- Prospective passengers paid down payments on rooms costing up to $109,000 a year, per CNN.
- Customers are now demanding refunds amid internal uncertainty, a prospective passenger told Insider.
Customers who spent thousands of dollars on a multi-year cruise billed to hit every continent are demanding their money back after issues with the cruise company's founding staff arose, months after the venture was announced.
The first-of-its-kind cruise MV Gemini Cruise, announced in late February, was set to launch from Istanbul in November, with plans to visit all seven continents and 135 countries. The voyage is now plagued with management issues that are leaving customers wary of hopping aboard.
The MV Gemini cruise was organized by Miray Cruises and its subsidiary company Life at Sea Cruises. However, ties between Life at Sea at Miray for the project were severed this month, according to CNN, citing the former managing director of Life at Sea Cruises.
In a press release on March 10, Miray Cruises mentioned that the ship would be "overhauled" ahead of the trip, now months away. Miray Cruises did not immediately return Insider's request for comment but said in a May webinar for passengers that the trip was still going ahead, per CNN.
Kimberly Arizzi was among the first to sign up in March, and sent a $5,000 down payment for the cruise at the time, interfacing directly with the Life at Sea sales team, Arizzi told Insider. But the uncertainty over the ship and the staffing shakeup made her and other prospective passengers walk back their plans.
"I thought I had my life set up for the next few years," Arizzi told Insider. "It's not only the furniture I lost, it was the boat-topia — the idea of being in a like minded-community, all doing something together for the first time ever."
One woman sold her apartment ahead of the trip
Arizzi, who lives in Chicago, sold thousands of dollars worth of clothes, furniture, and her TVs, in preparation for the cruise. She recently retired and had also sold her apartment, moved to a park trailer, she said.
Jim Cremer, another prospective passenger, told Insider that the voyage was initially a "dream trip," but that right now, he is "not yet confident that Miray can pull it off."
In a Facebook group for the Life at Sea community with almost 800 members, Mike Petterson, Life at Sea's former managing director, wrote that his company issued refunds after a split with Miray, and cast doubt on whether it would be ready to sail by November.

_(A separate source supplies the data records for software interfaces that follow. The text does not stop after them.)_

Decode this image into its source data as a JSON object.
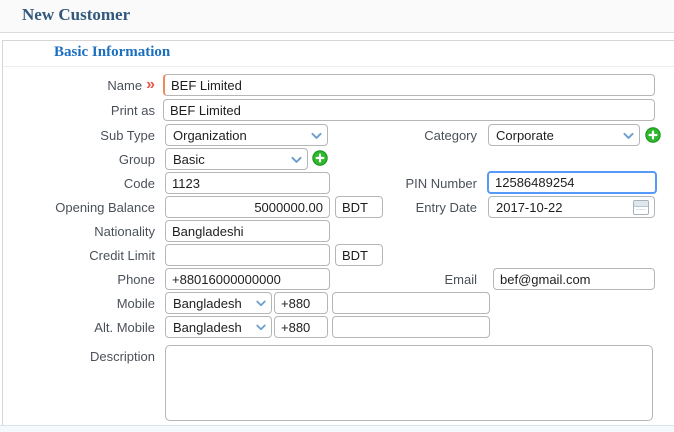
{
  "header": {
    "title": "New Customer"
  },
  "section": {
    "title": "Basic Information"
  },
  "colors": {
    "header_title": "#33587c",
    "section_title": "#1b6fc0",
    "required_marker": "#e8574c",
    "focus_border": "#569af8",
    "required_field_border": "#ef8a5e",
    "add_button_green": "#2eb82e",
    "select_chevron": "#6f9fd0"
  },
  "fields": {
    "name": {
      "label": "Name",
      "required_marker": "»",
      "value": "BEF Limited"
    },
    "print_as": {
      "label": "Print as",
      "value": "BEF Limited"
    },
    "sub_type": {
      "label": "Sub Type",
      "value": "Organization"
    },
    "category": {
      "label": "Category",
      "value": "Corporate"
    },
    "group": {
      "label": "Group",
      "value": "Basic"
    },
    "code": {
      "label": "Code",
      "value": "1123"
    },
    "pin": {
      "label": "PIN Number",
      "value": "12586489254"
    },
    "opening_balance": {
      "label": "Opening Balance",
      "value": "5000000.00",
      "currency": "BDT"
    },
    "entry_date": {
      "label": "Entry Date",
      "value": "2017-10-22"
    },
    "nationality": {
      "label": "Nationality",
      "value": "Bangladeshi"
    },
    "credit_limit": {
      "label": "Credit Limit",
      "value": "",
      "currency": "BDT"
    },
    "phone": {
      "label": "Phone",
      "value": "+88016000000000"
    },
    "email": {
      "label": "Email",
      "value": "bef@gmail.com"
    },
    "mobile": {
      "label": "Mobile",
      "country": "Bangladesh",
      "dial_code": "+880",
      "value": ""
    },
    "alt_mobile": {
      "label": "Alt. Mobile",
      "country": "Bangladesh",
      "dial_code": "+880",
      "value": ""
    },
    "description": {
      "label": "Description",
      "value": ""
    }
  }
}
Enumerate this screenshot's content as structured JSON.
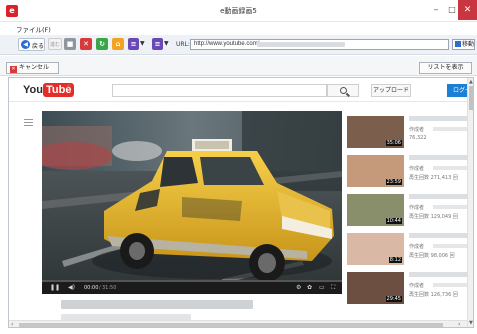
{
  "window": {
    "title": "e動画録画5",
    "app_icon": "e",
    "minimize": "–",
    "maximize": "□",
    "close": "✕"
  },
  "menu": {
    "file": "ファイル(F)"
  },
  "toolbar": {
    "back_arrow": "◀",
    "back_label": "戻る",
    "forward_label": "進む",
    "url_label": "URL:",
    "url_value": "http://www.youtube.com/",
    "go_label": "移動",
    "dropdown_arrow": "▼"
  },
  "actions": {
    "cancel_label": "キャンセル",
    "cancel_icon": "✕",
    "list_label": "リストを表示"
  },
  "youtube": {
    "logo_you": "You",
    "logo_tube": "Tube",
    "logo_region": "JP",
    "upload_label": "アップロード",
    "login_label": "ログイ"
  },
  "player": {
    "current_time": "00:00",
    "separator": "/",
    "duration": "31:50",
    "progress_fraction": 0,
    "play_icon": "❚❚",
    "volume_icon": "◀)",
    "settings_icon": "⚙",
    "gear_icon": "✿",
    "screen_icon": "▭",
    "fullscreen_icon": "⛶"
  },
  "sidebar": {
    "items": [
      {
        "duration": "35:06",
        "channel": "作成者",
        "views": "76,322",
        "thumb_color": "#7b5e4c"
      },
      {
        "duration": "23:59",
        "channel": "作成者",
        "views": "再生回数 271,413 回",
        "thumb_color": "#c59a7a"
      },
      {
        "duration": "10:44",
        "channel": "作成者",
        "views": "再生回数 129,049 回",
        "thumb_color": "#8a8f6b"
      },
      {
        "duration": "8:12",
        "channel": "作成者",
        "views": "再生回数 98,006 回",
        "thumb_color": "#d9b9a5"
      },
      {
        "duration": "29:45",
        "channel": "作成者",
        "views": "再生回数 126,736 回",
        "thumb_color": "#6d4f42"
      }
    ]
  },
  "scrollbars": {
    "up": "▲",
    "down": "▼",
    "left": "‹",
    "right": "›"
  }
}
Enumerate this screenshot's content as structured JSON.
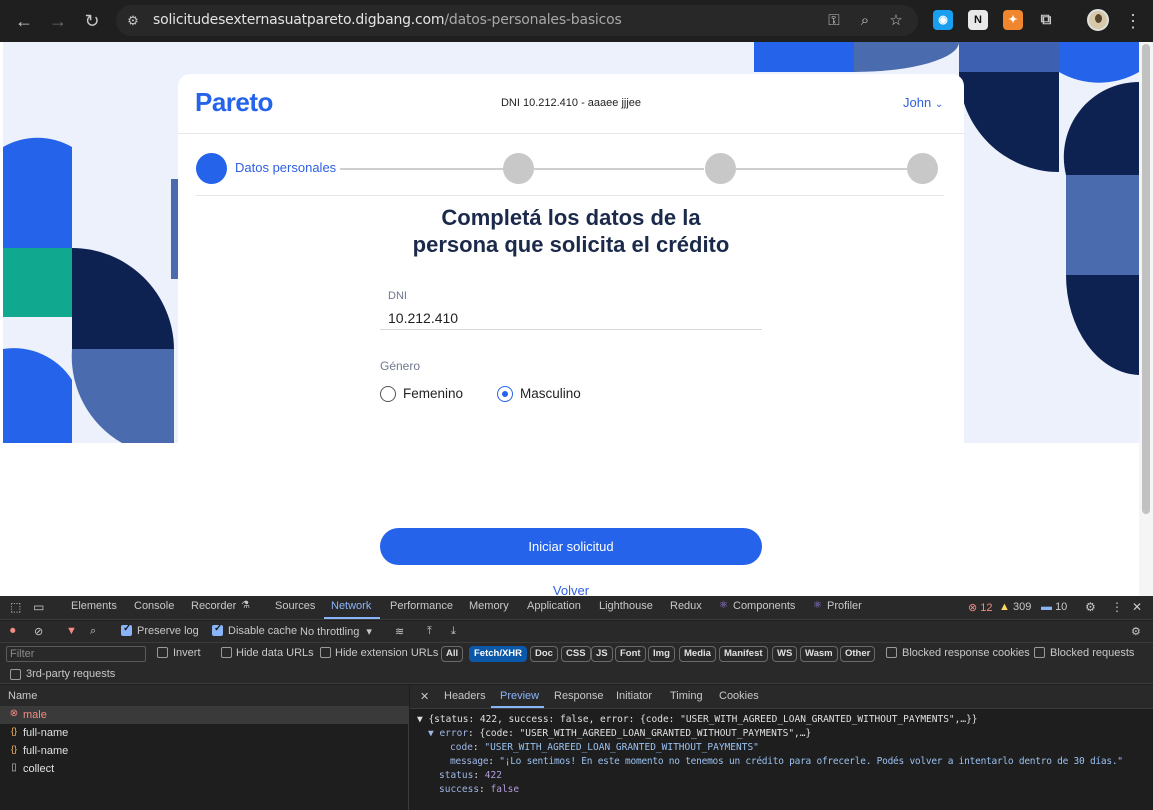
{
  "browser": {
    "url_host": "solicitudesexternasuatpareto.digbang.com",
    "url_path": "/datos-personales-basicos"
  },
  "page": {
    "logo": "Pareto",
    "header_dni": "DNI 10.212.410 - aaaee jjjee",
    "user_name": "John",
    "step_1_label": "Datos personales",
    "title_line1": "Completá los datos de la",
    "title_line2": "persona que solicita el crédito",
    "dni_label": "DNI",
    "dni_value": "10.212.410",
    "gender_label": "Género",
    "gender_options": [
      "Femenino",
      "Masculino"
    ],
    "gender_selected": "Masculino",
    "submit_label": "Iniciar solicitud",
    "back_label": "Volver"
  },
  "devtools": {
    "tabs": [
      "Elements",
      "Console",
      "Recorder",
      "Sources",
      "Network",
      "Performance",
      "Memory",
      "Application",
      "Lighthouse",
      "Redux",
      "Components",
      "Profiler"
    ],
    "active_tab": "Network",
    "errors": "12",
    "warnings": "309",
    "messages": "10",
    "toolbar": {
      "preserve_log": "Preserve log",
      "disable_cache": "Disable cache",
      "throttling": "No throttling"
    },
    "filter": {
      "placeholder": "Filter",
      "invert": "Invert",
      "hide_data_urls": "Hide data URLs",
      "hide_ext_urls": "Hide extension URLs",
      "chips": [
        "All",
        "Fetch/XHR",
        "Doc",
        "CSS",
        "JS",
        "Font",
        "Img",
        "Media",
        "Manifest",
        "WS",
        "Wasm",
        "Other"
      ],
      "active_chip": "Fetch/XHR",
      "blocked_cookies": "Blocked response cookies",
      "blocked_requests": "Blocked requests",
      "third_party": "3rd-party requests"
    },
    "name_header": "Name",
    "requests": [
      "male",
      "full-name",
      "full-name",
      "collect"
    ],
    "preview_tabs": [
      "Headers",
      "Preview",
      "Response",
      "Initiator",
      "Timing",
      "Cookies"
    ],
    "active_preview_tab": "Preview",
    "preview": {
      "line1": "▼ {status: 422, success: false, error: {code: \"USER_WITH_AGREED_LOAN_GRANTED_WITHOUT_PAYMENTS\",…}}",
      "error_key": "▼ error",
      "error_summary": ": {code: \"USER_WITH_AGREED_LOAN_GRANTED_WITHOUT_PAYMENTS\",…}",
      "code_key": "code",
      "code_value": "\"USER_WITH_AGREED_LOAN_GRANTED_WITHOUT_PAYMENTS\"",
      "message_key": "message",
      "message_value": "\"¡Lo sentimos! En este momento no tenemos un crédito para ofrecerle. Podés volver a intentarlo dentro de 30 días.\"",
      "status_key": "status",
      "status_value": "422",
      "success_key": "success",
      "success_value": "false"
    }
  }
}
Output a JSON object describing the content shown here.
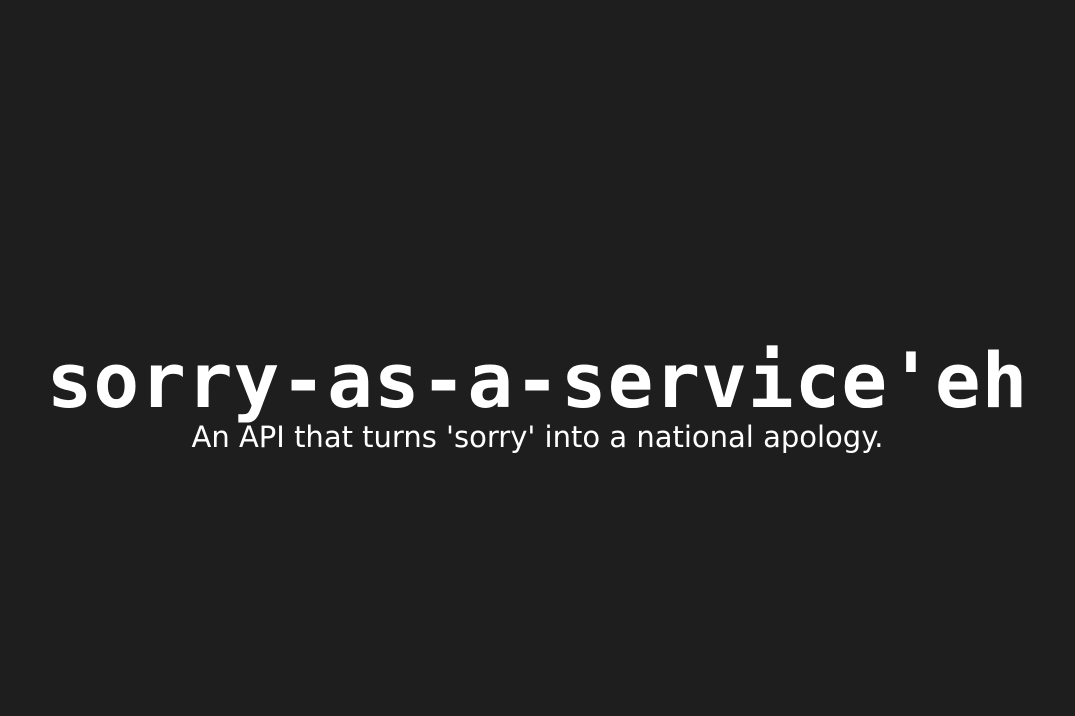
{
  "hero": {
    "title": "sorry-as-a-service'eh",
    "subtitle": "An API that turns 'sorry' into a national apology."
  },
  "colors": {
    "background": "#1e1e1e",
    "text": "#ffffff"
  }
}
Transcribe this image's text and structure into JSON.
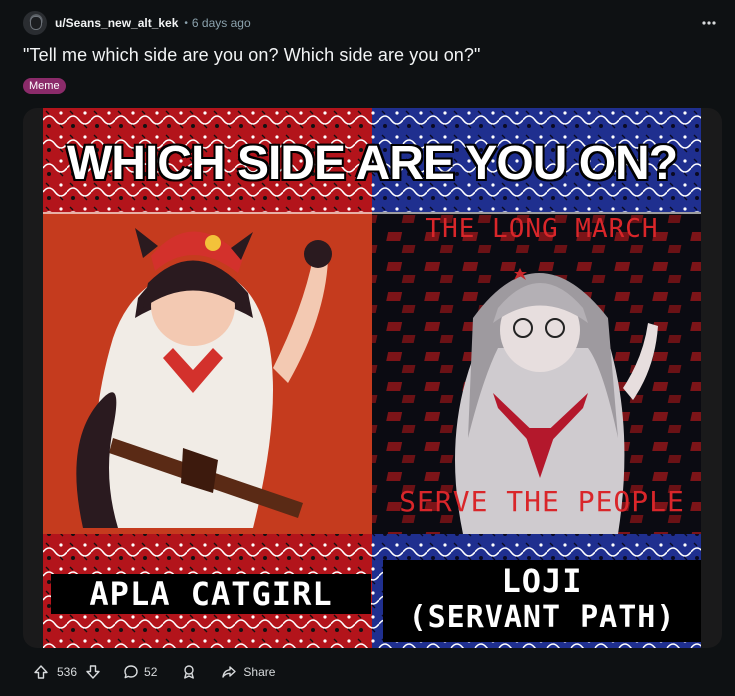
{
  "post": {
    "author": "u/Seans_new_alt_kek",
    "separator": "•",
    "time_ago": "6 days ago",
    "title": "\"Tell me which side are you on? Which side are you on?\"",
    "flair": "Meme"
  },
  "meme": {
    "headline": "WHICH SIDE ARE YOU ON?",
    "right_top_caption": "THE LONG MARCH",
    "right_bottom_caption": "SERVE THE PEOPLE",
    "left_name": "APLA CATGIRL",
    "right_name_line1": "LOJI",
    "right_name_line2": "(SERVANT PATH)"
  },
  "actions": {
    "upvotes": "536",
    "comments": "52",
    "share_label": "Share"
  },
  "icons": {
    "overflow": "more-horizontal-icon",
    "upvote": "arrow-up-icon",
    "downvote": "arrow-down-icon",
    "comment": "comment-icon",
    "award": "award-icon",
    "share": "share-icon"
  },
  "colors": {
    "background": "#0e1113",
    "flair_bg": "#8b2b6a",
    "left_panel": "#c53b1e",
    "right_panel": "#0b0b12",
    "bandana_red": "#b3141b",
    "bandana_blue": "#1f2f8f"
  }
}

Arizzi's deposits were refunded on April 20, she told Insider. Prospective customers have through the end of June to send deposits amid the fracas, according to Petterson.
Petterson did not immediately return Insider's request for comment.
The two companies organizing the trip have parted ways
Arizzi echoed that there had been a breakdown between Life at Sea and Miray, with parent company Miray holding two to three webinars a day to quell customer concerns about the future of the trip, she told Insider.
The webinars have also left some with mixed feelings, she added.
"It was like a press conference where astronauts go to the moon and look really sullen, but should look excited," Arizzi told Insider. "They promised so much, and perhaps over promised."
Arizzi told Insider that Miray is planning to go forward with the cruise, inviting customers to Istanbul three days early to party on the boat. She won't be attending, or making another deposit for at least the next year. She decided to board a shorter-term cruise until the summer "and see what's out there for next year."
"I believe the Gemini ship will go on," she said, "but I just don't think I'll be happy on it."